What needs to be done: Would you retype the listing below word for word, without any of its pictures?

Provided records:
------------------------------------------------------------------------

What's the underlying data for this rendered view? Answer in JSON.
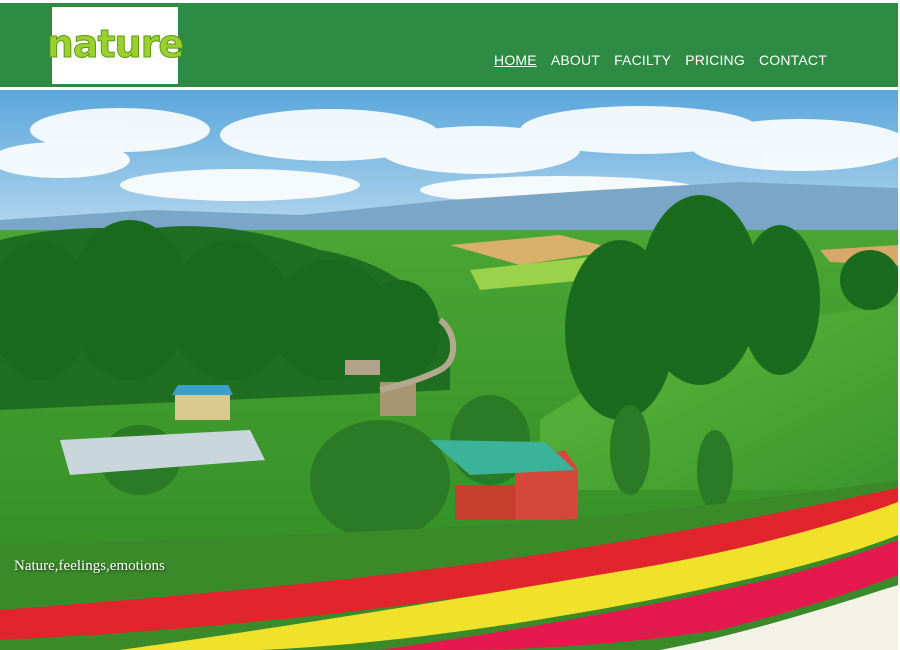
{
  "header": {
    "logo_text": "nature",
    "nav": [
      "HOME",
      "ABOUT",
      "FACILTY",
      "PRICING",
      "CONTACT"
    ],
    "active_nav": "HOME"
  },
  "hero": {
    "tagline": "Nature,feelings,emotions"
  },
  "colors": {
    "header_bg": "#2e8b43",
    "nav_text": "#ffffff",
    "logo_green": "#9bd12f"
  }
}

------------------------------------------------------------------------

Worked solution:
What's the underlying data for this rendered view? Answer in JSON.
{
  "header": {
    "logo_text": "nature",
    "nav": [
      "HOME",
      "ABOUT",
      "FACILTY",
      "PRICING",
      "CONTACT"
    ],
    "active_nav": "HOME"
  },
  "hero": {
    "tagline": "Nature,feelings,emotions"
  },
  "colors": {
    "header_bg": "#2e8b43",
    "nav_text": "#ffffff",
    "logo_green": "#9bd12f"
  }
}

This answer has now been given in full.